### What you need to do
Of all the lines in the records below, copy only those that contain the string "icon".

# # # # # # #

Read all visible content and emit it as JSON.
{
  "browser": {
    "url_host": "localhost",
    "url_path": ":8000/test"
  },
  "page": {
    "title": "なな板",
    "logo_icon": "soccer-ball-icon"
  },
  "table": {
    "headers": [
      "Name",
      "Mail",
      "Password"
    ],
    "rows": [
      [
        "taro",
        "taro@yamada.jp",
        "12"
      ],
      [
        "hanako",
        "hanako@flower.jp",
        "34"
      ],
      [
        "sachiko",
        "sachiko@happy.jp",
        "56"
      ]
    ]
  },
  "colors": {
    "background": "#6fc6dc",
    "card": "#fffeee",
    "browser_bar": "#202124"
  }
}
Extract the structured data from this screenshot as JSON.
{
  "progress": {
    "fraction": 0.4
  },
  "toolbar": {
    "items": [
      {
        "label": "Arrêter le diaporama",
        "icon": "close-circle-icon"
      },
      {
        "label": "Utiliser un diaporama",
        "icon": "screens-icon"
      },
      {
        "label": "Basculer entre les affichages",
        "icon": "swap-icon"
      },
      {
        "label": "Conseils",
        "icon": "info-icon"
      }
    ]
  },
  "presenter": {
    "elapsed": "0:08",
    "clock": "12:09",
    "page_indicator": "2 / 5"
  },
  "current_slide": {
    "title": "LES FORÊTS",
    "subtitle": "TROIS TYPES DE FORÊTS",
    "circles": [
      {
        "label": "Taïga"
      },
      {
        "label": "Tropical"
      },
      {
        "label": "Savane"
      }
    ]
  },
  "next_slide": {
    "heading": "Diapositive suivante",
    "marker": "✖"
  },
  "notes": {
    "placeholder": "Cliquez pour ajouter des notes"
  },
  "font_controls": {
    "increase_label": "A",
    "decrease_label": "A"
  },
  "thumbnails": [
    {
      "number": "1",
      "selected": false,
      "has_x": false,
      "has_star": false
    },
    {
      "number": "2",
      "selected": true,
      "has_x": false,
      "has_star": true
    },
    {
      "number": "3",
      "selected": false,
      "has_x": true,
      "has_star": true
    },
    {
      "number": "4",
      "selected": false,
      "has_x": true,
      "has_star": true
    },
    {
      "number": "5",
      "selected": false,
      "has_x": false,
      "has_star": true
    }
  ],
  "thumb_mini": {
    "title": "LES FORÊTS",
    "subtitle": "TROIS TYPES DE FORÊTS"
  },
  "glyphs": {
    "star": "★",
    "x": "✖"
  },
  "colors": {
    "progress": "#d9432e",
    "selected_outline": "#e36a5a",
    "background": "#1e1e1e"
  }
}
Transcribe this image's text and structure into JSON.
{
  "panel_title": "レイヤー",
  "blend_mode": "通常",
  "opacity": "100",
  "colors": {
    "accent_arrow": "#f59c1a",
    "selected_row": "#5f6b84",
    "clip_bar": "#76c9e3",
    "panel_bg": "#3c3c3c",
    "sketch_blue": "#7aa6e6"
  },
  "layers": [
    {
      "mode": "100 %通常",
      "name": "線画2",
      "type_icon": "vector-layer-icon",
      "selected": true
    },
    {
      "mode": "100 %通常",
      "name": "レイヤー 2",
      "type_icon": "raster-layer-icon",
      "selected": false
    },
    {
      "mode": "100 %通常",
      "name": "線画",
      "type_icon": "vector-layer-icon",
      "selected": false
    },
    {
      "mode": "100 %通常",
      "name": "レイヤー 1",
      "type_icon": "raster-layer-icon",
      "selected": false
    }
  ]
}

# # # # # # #

### Answer
    "logo_icon": "soccer-ball-icon"
        "icon": "close-circle-icon"
        "icon": "screens-icon"
        "icon": "swap-icon"
        "icon": "info-icon"
      "type_icon": "vector-layer-icon",
      "type_icon": "raster-layer-icon",
      "type_icon": "vector-layer-icon",
      "type_icon": "raster-layer-icon",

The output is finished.